Kerrigan wins silver at Lillehammer
??n(o mid ( i i. i y V"'' .!: ,1 .:: i V ' Baiul takes first by a 1 0th of point; Harding finishes 8th after solid effort AP Laserphoto American figure skater Nancy Kerrigan silver medal for ladies figure skating waves to the crowd after accepting her Friday. Ukraine's Oksana Beiul won. LILLEHAMMER, Norway (GNS) In her relentless drive to an Olympic gold medal, Nancy Kerrigan overcame all but the tiniest obstacle. Her name is Oksana Baiul. Kerrigan's long program was nearly flawless in the women's figure-skating figure-skating figure-skating competition Friday, but nearly flawless wasn't good enough.
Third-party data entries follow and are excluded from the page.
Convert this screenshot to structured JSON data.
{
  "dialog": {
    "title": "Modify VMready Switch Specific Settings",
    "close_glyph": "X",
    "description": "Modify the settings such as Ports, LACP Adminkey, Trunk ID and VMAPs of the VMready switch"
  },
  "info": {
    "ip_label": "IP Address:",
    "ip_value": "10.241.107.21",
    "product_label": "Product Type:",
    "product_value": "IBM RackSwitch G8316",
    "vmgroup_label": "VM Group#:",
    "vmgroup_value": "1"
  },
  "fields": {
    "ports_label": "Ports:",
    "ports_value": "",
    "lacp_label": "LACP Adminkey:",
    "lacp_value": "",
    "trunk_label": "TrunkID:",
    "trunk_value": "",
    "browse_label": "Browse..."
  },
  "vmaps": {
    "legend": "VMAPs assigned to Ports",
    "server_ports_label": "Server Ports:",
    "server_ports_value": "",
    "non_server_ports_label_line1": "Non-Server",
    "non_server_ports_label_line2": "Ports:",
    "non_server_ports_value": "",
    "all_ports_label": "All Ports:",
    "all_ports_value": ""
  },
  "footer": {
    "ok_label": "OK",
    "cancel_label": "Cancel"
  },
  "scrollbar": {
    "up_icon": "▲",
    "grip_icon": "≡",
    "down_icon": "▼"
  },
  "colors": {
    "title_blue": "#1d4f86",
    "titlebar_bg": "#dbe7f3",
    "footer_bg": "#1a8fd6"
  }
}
Baiul, the 16-year-old, 16-year-old, 16-year-old, 16-year-old, 16-year-old, 95-pound 95-pound 95-pound orphan from Ukraine, skating after two injections of painkillers to deaden the ache in her sore back and injured right leg, eked out the narrowest narrowest of victories to take the gold medal in the Winter Olympics. Kerrigan and Baiul each received received No. 1 scores from four judges. The ninth judge, a former East German skater, had them in a tie. That deadlock deadlock was broken by the higher score in artistic impression on the German's card, and Baiul won that and the gold by a score of 5.9 to 5.8. A 10th of a point. " "The hard life I've lived up 'til now gives me the strength to compete," said Baiul, who never knew her father and whose mother died two years ago. Her status in the event was doubtful almost up the point she stepped on the ice; she slammed into another skater at practice Thursday and needed three stitches to close-a close-a close-a bloody wound on her shin. The judging broke down along geopolitical lines. Kerrigan, of Stoneham, Mass., was ranked No. 1 by judges from Great Britain, Japan, Japan, Canada and the United States. Baiul, the defending world champion, was the choice of judges from Poland, Czech Republic, Ukraine, China and Germany. Kerrigan appeared less than thrilled on the medals platform, platform, but she refused to complain complain about not getting gold. - Tonya Harding, the controversial controversial skater from Portland, Ore., whose ex-husband ex-husband ex-husband has pleaded guilty to his part in a Jan. 6 attack on Kerrigan, didn't go quietly. She broke a shoelace while warming up, almost was disqualified disqualified by failing to reach the ice in time, quit and burst into tears a few seconds into her program and ultimately was given a chance to skate again later in the program. Harding turned in a creditable creditable performance and climbed from 10th to eighth. Olympic coverage, C3.